Among the following entries, how many lines hold the string "this"? State only the number.

Records from a dataset

"""

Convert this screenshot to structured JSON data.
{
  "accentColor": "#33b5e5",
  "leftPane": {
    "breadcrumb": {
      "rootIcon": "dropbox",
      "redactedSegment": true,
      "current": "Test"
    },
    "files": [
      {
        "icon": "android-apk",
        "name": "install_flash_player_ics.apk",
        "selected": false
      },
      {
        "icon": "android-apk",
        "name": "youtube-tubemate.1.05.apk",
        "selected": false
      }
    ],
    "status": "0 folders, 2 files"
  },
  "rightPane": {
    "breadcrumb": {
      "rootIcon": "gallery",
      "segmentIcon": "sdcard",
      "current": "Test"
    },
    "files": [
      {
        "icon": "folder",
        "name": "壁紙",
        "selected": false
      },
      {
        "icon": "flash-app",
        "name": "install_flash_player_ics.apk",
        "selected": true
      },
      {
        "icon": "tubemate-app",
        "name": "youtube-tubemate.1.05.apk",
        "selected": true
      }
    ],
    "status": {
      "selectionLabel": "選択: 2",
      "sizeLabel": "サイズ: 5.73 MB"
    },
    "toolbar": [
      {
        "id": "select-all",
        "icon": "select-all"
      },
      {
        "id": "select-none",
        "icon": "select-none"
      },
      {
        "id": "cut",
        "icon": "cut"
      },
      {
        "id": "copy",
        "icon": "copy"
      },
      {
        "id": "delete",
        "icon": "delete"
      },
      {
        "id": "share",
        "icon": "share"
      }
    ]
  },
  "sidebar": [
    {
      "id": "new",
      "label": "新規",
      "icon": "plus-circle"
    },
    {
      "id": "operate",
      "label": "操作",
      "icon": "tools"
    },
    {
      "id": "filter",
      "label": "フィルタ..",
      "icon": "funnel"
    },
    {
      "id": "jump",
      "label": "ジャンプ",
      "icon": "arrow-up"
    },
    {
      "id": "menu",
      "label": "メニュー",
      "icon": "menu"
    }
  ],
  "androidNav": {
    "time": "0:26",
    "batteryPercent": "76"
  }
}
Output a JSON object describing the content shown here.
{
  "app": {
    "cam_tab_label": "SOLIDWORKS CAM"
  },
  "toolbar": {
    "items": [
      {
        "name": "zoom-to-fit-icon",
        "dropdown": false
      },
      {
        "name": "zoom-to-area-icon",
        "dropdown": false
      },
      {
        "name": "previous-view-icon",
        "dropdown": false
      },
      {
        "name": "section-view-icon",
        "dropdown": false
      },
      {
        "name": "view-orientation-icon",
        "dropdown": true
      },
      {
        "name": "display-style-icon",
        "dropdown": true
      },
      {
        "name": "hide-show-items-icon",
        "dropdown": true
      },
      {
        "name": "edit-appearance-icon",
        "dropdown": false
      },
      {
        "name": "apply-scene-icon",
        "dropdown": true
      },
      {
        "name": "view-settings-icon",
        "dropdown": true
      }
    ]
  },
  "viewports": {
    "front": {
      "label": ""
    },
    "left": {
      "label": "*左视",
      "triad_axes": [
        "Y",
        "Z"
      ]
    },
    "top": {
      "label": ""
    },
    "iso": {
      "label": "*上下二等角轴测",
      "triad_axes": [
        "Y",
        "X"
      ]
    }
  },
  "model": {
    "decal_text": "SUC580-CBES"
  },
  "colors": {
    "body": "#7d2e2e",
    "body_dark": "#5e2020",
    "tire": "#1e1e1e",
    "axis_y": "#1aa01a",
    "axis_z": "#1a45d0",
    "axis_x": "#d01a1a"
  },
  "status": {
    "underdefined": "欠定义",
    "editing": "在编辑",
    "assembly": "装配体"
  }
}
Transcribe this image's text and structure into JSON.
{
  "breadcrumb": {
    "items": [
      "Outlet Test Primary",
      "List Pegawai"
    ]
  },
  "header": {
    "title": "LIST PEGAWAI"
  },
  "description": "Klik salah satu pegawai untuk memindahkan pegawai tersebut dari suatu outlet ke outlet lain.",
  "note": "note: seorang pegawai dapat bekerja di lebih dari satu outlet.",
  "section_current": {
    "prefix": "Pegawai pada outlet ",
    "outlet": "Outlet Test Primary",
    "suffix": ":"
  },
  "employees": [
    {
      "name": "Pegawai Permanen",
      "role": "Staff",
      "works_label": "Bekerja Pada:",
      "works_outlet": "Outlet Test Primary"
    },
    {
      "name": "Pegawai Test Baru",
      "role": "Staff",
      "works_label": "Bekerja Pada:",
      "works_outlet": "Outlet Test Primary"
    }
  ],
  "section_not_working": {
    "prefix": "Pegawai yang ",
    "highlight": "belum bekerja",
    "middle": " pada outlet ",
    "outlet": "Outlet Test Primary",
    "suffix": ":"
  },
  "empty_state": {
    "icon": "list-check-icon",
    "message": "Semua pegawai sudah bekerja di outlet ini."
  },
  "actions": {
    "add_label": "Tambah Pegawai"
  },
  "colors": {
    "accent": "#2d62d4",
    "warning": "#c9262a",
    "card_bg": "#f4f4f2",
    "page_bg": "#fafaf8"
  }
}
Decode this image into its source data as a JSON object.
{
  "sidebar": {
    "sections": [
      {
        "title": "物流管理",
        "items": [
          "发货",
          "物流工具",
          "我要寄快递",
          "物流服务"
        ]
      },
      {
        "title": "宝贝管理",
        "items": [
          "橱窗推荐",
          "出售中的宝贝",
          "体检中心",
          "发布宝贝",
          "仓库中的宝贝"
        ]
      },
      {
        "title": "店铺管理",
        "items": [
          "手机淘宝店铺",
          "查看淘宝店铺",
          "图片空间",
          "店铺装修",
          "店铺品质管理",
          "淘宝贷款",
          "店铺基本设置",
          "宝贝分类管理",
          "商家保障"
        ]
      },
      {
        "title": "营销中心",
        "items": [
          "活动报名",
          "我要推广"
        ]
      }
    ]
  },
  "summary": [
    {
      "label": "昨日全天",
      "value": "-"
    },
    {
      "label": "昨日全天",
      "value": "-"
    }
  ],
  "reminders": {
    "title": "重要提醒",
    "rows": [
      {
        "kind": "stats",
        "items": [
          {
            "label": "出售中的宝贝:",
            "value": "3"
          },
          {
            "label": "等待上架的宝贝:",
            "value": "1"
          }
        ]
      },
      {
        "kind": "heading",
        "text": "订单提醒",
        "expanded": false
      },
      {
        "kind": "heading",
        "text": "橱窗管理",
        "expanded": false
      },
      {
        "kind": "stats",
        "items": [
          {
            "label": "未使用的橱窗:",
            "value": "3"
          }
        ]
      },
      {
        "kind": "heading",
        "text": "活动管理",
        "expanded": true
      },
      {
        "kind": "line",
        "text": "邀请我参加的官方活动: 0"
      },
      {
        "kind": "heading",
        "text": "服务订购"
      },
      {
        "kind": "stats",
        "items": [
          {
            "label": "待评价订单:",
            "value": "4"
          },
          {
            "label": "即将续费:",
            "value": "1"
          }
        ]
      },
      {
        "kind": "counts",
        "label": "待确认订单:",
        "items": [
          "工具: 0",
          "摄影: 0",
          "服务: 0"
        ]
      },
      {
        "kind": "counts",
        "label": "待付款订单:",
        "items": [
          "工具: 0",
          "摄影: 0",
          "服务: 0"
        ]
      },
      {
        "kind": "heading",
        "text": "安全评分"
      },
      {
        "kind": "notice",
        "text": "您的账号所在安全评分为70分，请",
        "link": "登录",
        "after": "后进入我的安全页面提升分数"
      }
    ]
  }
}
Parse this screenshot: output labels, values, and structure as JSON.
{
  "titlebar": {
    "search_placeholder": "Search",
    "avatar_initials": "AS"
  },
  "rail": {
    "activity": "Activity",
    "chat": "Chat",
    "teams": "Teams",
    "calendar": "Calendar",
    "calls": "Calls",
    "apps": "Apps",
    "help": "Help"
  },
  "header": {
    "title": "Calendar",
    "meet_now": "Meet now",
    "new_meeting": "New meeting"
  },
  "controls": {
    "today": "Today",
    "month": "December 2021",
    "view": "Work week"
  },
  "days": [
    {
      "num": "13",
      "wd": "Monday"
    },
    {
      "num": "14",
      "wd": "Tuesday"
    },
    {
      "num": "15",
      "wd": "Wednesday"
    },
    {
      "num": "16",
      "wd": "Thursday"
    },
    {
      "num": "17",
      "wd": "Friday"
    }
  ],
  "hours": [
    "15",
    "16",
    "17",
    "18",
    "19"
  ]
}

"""

Exercise response:
4